I’m savouring varied elements of a Guelph ‘tastecation’
My husband and I are just wrapping up a two-week tastecation.
Not familiar with the word? That’s not surprising. I’m pretty sure my husband Steve pulled it out of thin air, to describe a staycation — or stay-at-home-vacation — revolving around things that tickle the tastebuds.
To be fair, a Google search revealed he’s not the first person to come up with that particular bit of wordplay. But we decided to adopt the term and add our own local flavouring.
We like to get away as much as the next couple, but occasionally opt to stay home instead. We try to fill the time with unusual outings. One summer we took a number of introductory classes in rock climbing, rappelling and caving.

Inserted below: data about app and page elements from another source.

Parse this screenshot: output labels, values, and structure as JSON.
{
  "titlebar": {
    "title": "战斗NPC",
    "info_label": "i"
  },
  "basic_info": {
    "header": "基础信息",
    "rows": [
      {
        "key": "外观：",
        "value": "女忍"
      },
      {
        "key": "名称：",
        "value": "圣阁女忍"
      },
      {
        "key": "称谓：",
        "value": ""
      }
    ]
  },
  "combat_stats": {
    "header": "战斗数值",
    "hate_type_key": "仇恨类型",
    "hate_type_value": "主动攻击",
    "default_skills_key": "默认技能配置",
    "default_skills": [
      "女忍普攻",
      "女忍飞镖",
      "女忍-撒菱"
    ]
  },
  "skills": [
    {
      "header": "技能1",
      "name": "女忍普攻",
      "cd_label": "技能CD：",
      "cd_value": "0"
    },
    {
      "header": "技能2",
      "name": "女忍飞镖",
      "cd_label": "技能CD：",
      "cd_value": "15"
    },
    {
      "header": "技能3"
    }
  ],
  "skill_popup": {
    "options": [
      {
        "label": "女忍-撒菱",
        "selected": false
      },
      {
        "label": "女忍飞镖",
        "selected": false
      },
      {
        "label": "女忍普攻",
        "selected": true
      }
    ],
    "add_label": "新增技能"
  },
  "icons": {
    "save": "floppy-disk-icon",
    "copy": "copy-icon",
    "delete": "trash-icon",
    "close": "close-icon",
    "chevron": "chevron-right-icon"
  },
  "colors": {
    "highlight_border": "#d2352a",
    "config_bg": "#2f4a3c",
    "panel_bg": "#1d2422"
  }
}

This year we decided to devote two weeks to pleasures that, well, go in the mouth. And with a bit of planning, we pulled together a list of activities involving new dinner outings, untried barbecue recipes using local ingredients, and no shortage of fermented juices.
We kicked off our tastecation on the Saturday of the long weekend with a barbecue cooking class at the Drew House bed and breakfast in Elora.
Noted chef and food expert Roger Dufau, originally from the Basque region of France, hosts demonstration gourmet classes — you sit and sip the wine you bring, while he cooks and explains what he’s doing — and you leave with a few recipes.
More importantly, you get to enjoy a sumptuous lunch or dinner. In our case, he grilled five different meats, including Pacific wild salmon and filet mignon, as well as fresh vegetables and ricotta cake for dessert.
A week later, we enjoyed dinner with four other couples from Guelph and Kitchener at Cassoulet Catering in Aberfoyle. About four times a month, owner/chef Greg Hubbard hosts an in-house dinner club for eight to 12 people.
The menu includes whatever he’s most interested in cooking with ingredients left over from catering events. It’s aimed at the adventurous eater and promoted as offering “nothing but the best for our guinea pigs.”
We enjoyed three different appetizers in the lounge, before moving to the dinner table. Hubbard had an abundance of beef — the salad we started with was topped with deep-fried shredded beef and our main was a great steak. As with our earlier barbecue, the dinner club is BYOB (bring your own booze).
Our tastecation included a number of new wines. A few were selected because their descriptions suggested they would pair well with various meats we lovingly prepared for grilling.
Carnivore, a Cabernet Sauvignon from California with a rich blend of coffee and caramel, paired well with the fillet mignon we picked up at the Guelph Farmers’ Market. We enjoyed our first taste of Malbec, a fruity red from Argentina, with a new recipe for lamb with mint chimichurri.
But the wine highlight was the five bottles we bought at the Cox Creek Cellars, following a Sunday tour and tasting. I was intrigued by the apple wines, so our purchase included an oak barrel-aged dry Apple Dreams and an apple-raspberry combo called Country Symphony #6.
The culmination of our taste-based adventure is a barbecue planned for this weekend. We will be grilling a locally sourced rack of beef ribs, following a new recipe. There will be a salad with ingredients from the Guelph Farmers’ Market as well as golden beets we learned to cook properly that first night in Elora.
There’s a menu detail or two still to work out. We haven’t yet figured out, for example, how to use a hot pepper that we’ll freshly pick from a potted plant we bought at the market.
We do know we’ll pair the meal with a bottle of Back Home, a black currant wine from Cox Creek that should go well with red meat. And since our final tastecation meal doesn’t require that anyone drive home, I think we’ll also indulge in a Cox Creek dessert.
Their Spiced Russet, as it turns out, tastes just like apple pie in a bottle.
Michael Strickland is a Guelph-based storyteller.